The Court noted there are three criteria needed to meet the burden of proof for the third party benefit: "1) the stipulation is 'manifestly clear'; 2) there is certainty as to the benefit provided the third party; and 3) the benefit is not a 'mere incident of the contract between the promisor and the promisee.'"
Second, while WG Land is correct that the impossibility defense is not available to a promisor when the impossibility was due to his fault, it was not Capital One's fault here that the County removed the density cap, even if it lobbied the County for such removal.
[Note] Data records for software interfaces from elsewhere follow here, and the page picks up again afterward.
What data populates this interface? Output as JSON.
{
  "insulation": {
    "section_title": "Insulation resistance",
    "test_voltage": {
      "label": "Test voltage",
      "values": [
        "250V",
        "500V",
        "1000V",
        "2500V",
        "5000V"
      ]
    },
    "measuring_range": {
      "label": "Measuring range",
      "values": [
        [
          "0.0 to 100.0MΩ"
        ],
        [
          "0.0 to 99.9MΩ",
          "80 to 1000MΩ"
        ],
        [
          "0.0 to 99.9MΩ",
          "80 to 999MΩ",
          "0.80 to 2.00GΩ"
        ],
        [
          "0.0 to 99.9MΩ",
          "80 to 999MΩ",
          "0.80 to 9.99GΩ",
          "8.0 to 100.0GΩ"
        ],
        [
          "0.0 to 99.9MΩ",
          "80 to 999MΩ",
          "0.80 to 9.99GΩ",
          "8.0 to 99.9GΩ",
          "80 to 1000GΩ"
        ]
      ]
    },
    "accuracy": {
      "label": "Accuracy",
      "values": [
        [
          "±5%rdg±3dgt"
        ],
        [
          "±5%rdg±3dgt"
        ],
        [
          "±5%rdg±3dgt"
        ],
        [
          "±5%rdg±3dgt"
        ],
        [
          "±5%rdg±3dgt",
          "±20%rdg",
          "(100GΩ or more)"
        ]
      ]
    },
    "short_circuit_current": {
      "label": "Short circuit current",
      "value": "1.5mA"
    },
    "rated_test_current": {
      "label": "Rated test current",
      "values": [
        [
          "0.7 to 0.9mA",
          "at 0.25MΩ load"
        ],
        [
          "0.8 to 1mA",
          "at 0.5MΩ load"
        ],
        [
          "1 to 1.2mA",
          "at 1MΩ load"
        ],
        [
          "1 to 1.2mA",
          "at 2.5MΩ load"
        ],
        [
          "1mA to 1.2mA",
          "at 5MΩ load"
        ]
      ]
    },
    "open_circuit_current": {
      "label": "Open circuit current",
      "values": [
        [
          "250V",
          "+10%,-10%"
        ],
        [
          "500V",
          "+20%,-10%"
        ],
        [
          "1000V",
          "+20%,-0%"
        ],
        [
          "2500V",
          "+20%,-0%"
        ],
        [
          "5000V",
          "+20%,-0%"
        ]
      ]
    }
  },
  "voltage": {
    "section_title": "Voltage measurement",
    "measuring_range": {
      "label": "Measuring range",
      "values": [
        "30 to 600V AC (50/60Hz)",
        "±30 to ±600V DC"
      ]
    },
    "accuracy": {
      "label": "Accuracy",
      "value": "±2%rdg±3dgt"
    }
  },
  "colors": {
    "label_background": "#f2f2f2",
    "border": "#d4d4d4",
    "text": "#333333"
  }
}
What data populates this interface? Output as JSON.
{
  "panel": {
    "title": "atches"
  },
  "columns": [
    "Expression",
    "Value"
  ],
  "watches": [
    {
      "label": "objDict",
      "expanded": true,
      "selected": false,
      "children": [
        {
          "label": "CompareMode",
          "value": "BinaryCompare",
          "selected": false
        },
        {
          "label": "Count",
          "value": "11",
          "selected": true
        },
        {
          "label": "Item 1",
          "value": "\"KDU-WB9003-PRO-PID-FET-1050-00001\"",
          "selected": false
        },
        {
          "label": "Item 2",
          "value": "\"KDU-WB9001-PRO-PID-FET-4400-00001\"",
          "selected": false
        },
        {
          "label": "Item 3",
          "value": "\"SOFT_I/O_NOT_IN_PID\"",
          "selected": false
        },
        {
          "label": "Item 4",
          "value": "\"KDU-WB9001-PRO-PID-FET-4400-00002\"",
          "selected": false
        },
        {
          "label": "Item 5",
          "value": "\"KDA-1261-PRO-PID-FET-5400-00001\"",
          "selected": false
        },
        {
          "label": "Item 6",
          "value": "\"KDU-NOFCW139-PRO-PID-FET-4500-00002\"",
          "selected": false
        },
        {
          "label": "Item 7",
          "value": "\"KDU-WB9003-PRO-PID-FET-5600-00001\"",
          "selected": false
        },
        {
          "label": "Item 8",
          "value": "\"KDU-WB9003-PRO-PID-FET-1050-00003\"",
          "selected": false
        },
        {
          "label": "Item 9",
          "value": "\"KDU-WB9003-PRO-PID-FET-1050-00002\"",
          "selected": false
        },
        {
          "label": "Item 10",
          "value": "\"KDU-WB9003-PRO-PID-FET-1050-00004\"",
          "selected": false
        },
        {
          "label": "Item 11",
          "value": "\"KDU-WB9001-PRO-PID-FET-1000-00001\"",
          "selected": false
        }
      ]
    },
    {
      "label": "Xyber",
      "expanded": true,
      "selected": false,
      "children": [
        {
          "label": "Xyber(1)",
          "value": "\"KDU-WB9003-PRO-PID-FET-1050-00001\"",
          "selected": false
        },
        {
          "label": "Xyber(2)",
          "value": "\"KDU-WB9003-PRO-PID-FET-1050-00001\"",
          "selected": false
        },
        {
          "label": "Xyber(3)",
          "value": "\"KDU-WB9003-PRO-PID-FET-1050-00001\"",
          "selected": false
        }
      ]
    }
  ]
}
If contract language is considered ambiguous it is resolved by interpreting the ambiguous provisions in the sense the promisor (i.e., the insurer) believed the promisee understood them at the time of formation.
(144) An illusory promise is no promise at all because what is promised is "condition[ed] on some fact or event that is wholly under the promisor's control and bringing it about is left wholly to the promisor's own will and discretion." (145) Interpreting the NKR's promise to be illusory would be particularly unfair in the context of voucher donations because the kidney donors will have undergone the pain and risk of major kidney surgery based on the belief that the NKR has committed to giving his or her loved one some tangible advantage in receiving a future live donor kidney.
[a] promise which the promisor should reasonably expect to induce action or forbearance on the part of the promisee or a third person and which does induce such action or forbearance is binding, if injustice can be avoided only by enforcement of the promise.